Action item » Copy the complete listing exactly as shown.

Data »
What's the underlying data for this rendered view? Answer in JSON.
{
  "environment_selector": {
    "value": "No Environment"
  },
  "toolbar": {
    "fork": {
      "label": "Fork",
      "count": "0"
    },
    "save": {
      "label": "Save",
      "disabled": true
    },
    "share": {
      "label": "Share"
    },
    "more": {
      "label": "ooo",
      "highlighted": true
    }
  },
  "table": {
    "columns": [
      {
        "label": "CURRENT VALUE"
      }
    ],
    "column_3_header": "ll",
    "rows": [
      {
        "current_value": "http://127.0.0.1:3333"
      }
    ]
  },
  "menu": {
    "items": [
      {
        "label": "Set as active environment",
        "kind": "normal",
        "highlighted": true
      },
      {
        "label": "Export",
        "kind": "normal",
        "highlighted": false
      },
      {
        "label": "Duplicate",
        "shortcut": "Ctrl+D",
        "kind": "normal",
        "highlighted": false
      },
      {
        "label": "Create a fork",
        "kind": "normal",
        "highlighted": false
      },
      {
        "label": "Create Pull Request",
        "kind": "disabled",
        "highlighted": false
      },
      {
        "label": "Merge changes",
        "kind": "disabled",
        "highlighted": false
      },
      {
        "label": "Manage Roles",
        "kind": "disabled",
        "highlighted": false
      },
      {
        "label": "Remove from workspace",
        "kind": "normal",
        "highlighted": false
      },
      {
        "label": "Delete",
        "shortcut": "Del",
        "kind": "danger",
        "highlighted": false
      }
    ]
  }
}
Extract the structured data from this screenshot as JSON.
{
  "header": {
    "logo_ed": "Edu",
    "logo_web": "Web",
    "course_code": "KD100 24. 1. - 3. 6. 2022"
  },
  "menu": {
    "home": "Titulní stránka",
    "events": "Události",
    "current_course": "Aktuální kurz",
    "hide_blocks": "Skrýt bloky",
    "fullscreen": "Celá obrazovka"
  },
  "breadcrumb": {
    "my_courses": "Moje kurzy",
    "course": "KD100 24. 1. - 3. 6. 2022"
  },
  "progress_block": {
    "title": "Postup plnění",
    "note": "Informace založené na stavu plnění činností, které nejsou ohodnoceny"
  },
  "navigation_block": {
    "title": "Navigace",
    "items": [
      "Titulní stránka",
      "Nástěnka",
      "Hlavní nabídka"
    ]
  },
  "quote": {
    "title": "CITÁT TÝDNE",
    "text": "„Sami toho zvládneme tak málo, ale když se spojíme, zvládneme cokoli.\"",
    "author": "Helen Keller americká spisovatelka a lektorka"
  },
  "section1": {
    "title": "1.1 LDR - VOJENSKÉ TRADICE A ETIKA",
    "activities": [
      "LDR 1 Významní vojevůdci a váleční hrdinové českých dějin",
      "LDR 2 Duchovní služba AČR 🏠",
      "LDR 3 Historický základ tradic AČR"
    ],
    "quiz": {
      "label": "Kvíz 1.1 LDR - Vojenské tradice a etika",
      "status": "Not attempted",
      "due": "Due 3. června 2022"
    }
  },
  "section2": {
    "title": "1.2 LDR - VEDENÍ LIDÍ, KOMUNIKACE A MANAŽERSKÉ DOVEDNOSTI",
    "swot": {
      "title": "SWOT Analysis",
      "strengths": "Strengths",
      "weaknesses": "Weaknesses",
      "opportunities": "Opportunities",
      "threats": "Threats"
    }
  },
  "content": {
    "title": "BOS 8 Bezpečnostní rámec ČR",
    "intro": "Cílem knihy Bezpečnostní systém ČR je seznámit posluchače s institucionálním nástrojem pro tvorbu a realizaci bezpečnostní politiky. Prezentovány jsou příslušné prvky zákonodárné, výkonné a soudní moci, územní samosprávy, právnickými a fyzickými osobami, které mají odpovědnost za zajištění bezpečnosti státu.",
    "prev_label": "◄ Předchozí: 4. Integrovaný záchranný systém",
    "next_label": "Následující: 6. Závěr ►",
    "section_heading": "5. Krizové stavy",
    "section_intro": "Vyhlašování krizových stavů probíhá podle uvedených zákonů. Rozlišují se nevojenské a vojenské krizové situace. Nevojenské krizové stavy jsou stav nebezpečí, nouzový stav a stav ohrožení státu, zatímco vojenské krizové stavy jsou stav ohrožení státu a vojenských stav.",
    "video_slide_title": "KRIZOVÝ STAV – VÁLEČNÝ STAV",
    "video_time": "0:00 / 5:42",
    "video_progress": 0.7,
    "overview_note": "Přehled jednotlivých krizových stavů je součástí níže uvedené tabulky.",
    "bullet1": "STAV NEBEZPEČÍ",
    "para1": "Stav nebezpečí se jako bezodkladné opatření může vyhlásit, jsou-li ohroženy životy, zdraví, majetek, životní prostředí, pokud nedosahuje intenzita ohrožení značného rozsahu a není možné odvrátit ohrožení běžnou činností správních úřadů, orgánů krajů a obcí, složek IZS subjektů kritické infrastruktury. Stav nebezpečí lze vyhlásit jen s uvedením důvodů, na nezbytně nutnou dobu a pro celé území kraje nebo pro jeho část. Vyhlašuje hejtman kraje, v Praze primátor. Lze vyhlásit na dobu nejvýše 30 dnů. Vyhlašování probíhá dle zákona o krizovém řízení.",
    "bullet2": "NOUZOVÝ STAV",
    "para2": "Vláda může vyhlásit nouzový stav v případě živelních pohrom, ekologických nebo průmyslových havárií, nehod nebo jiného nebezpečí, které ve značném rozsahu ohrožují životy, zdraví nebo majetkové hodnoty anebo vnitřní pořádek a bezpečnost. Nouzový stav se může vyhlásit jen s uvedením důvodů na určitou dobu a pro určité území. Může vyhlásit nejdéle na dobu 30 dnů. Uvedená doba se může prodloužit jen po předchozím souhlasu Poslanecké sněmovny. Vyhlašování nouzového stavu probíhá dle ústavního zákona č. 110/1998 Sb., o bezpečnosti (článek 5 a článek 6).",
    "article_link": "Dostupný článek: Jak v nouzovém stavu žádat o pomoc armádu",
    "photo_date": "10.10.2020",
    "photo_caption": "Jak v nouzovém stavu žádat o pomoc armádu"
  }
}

Answer to this exercise »
What's the underlying data for this rendered view? Answer in JSON.
{
  "environment_selector": {
    "value": "No Environment"
  },
  "toolbar": {
    "fork": {
      "label": "Fork",
      "count": "0"
    },
    "save": {
      "label": "Save",
      "disabled": true
    },
    "share": {
      "label": "Share"
    },
    "more": {
      "label": "ooo",
      "highlighted": true
    }
  },
  "table": {
    "columns": [
      {
        "label": "CURRENT VALUE"
      }
    ],
    "column_3_header": "ll",
    "rows": [
      {
        "current_value": "http://127.0.0.1:3333"
      }
    ]
  },
  "menu": {
    "items": [
      {
        "label": "Set as active environment",
        "kind": "normal",
        "highlighted": true
      },
      {
        "label": "Export",
        "kind": "normal",
        "highlighted": false
      },
      {
        "label": "Duplicate",
        "shortcut": "Ctrl+D",
        "kind": "normal",
        "highlighted": false
      },
      {
        "label": "Create a fork",
        "kind": "normal",
        "highlighted": false
      },
      {
        "label": "Create Pull Request",
        "kind": "disabled",
        "highlighted": false
      },
      {
        "label": "Merge changes",
        "kind": "disabled",
        "highlighted": false
      },
      {
        "label": "Manage Roles",
        "kind": "disabled",
        "highlighted": false
      },
      {
        "label": "Remove from workspace",
        "kind": "normal",
        "highlighted": false
      },
      {
        "label": "Delete",
        "shortcut": "Del",
        "kind": "danger",
        "highlighted": false
      }
    ]
  }
}
Extract the structured data from this screenshot as JSON.
{
  "header": {
    "logo_ed": "Edu",
    "logo_web": "Web",
    "course_code": "KD100 24. 1. - 3. 6. 2022"
  },
  "menu": {
    "home": "Titulní stránka",
    "events": "Události",
    "current_course": "Aktuální kurz",
    "hide_blocks": "Skrýt bloky",
    "fullscreen": "Celá obrazovka"
  },
  "breadcrumb": {
    "my_courses": "Moje kurzy",
    "course": "KD100 24. 1. - 3. 6. 2022"
  },
  "progress_block": {
    "title": "Postup plnění",
    "note": "Informace založené na stavu plnění činností, které nejsou ohodnoceny"
  },
  "navigation_block": {
    "title": "Navigace",
    "items": [
      "Titulní stránka",
      "Nástěnka",
      "Hlavní nabídka"
    ]
  },
  "quote": {
    "title": "CITÁT TÝDNE",
    "text": "„Sami toho zvládneme tak málo, ale když se spojíme, zvládneme cokoli.\"",
    "author": "Helen Keller americká spisovatelka a lektorka"
  },
  "section1": {
    "title": "1.1 LDR - VOJENSKÉ TRADICE A ETIKA",
    "activities": [
      "LDR 1 Významní vojevůdci a váleční hrdinové českých dějin",
      "LDR 2 Duchovní služba AČR 🏠",
      "LDR 3 Historický základ tradic AČR"
    ],
    "quiz": {
      "label": "Kvíz 1.1 LDR - Vojenské tradice a etika",
      "status": "Not attempted",
      "due": "Due 3. června 2022"
    }
  },
  "section2": {
    "title": "1.2 LDR - VEDENÍ LIDÍ, KOMUNIKACE A MANAŽERSKÉ DOVEDNOSTI",
    "swot": {
      "title": "SWOT Analysis",
      "strengths": "Strengths",
      "weaknesses": "Weaknesses",
      "opportunities": "Opportunities",
      "threats": "Threats"
    }
  },
  "content": {
    "title": "BOS 8 Bezpečnostní rámec ČR",
    "intro": "Cílem knihy Bezpečnostní systém ČR je seznámit posluchače s institucionálním nástrojem pro tvorbu a realizaci bezpečnostní politiky. Prezentovány jsou příslušné prvky zákonodárné, výkonné a soudní moci, územní samosprávy, právnickými a fyzickými osobami, které mají odpovědnost za zajištění bezpečnosti státu.",
    "prev_label": "◄ Předchozí: 4. Integrovaný záchranný systém",
    "next_label": "Následující: 6. Závěr ►",
    "section_heading": "5. Krizové stavy",
    "section_intro": "Vyhlašování krizových stavů probíhá podle uvedených zákonů. Rozlišují se nevojenské a vojenské krizové situace. Nevojenské krizové stavy jsou stav nebezpečí, nouzový stav a stav ohrožení státu, zatímco vojenské krizové stavy jsou stav ohrožení státu a vojenských stav.",
    "video_slide_title": "KRIZOVÝ STAV – VÁLEČNÝ STAV",
    "video_time": "0:00 / 5:42",
    "video_progress": 0.7,
    "overview_note": "Přehled jednotlivých krizových stavů je součástí níže uvedené tabulky.",
    "bullet1": "STAV NEBEZPEČÍ",
    "para1": "Stav nebezpečí se jako bezodkladné opatření může vyhlásit, jsou-li ohroženy životy, zdraví, majetek, životní prostředí, pokud nedosahuje intenzita ohrožení značného rozsahu a není možné odvrátit ohrožení běžnou činností správních úřadů, orgánů krajů a obcí, složek IZS subjektů kritické infrastruktury. Stav nebezpečí lze vyhlásit jen s uvedením důvodů, na nezbytně nutnou dobu a pro celé území kraje nebo pro jeho část. Vyhlašuje hejtman kraje, v Praze primátor. Lze vyhlásit na dobu nejvýše 30 dnů. Vyhlašování probíhá dle zákona o krizovém řízení.",
    "bullet2": "NOUZOVÝ STAV",
    "para2": "Vláda může vyhlásit nouzový stav v případě živelních pohrom, ekologických nebo průmyslových havárií, nehod nebo jiného nebezpečí, které ve značném rozsahu ohrožují životy, zdraví nebo majetkové hodnoty anebo vnitřní pořádek a bezpečnost. Nouzový stav se může vyhlásit jen s uvedením důvodů na určitou dobu a pro určité území. Může vyhlásit nejdéle na dobu 30 dnů. Uvedená doba se může prodloužit jen po předchozím souhlasu Poslanecké sněmovny. Vyhlašování nouzového stavu probíhá dle ústavního zákona č. 110/1998 Sb., o bezpečnosti (článek 5 a článek 6).",
    "article_link": "Dostupný článek: Jak v nouzovém stavu žádat o pomoc armádu",
    "photo_date": "10.10.2020",
    "photo_caption": "Jak v nouzovém stavu žádat o pomoc armádu"
  }
}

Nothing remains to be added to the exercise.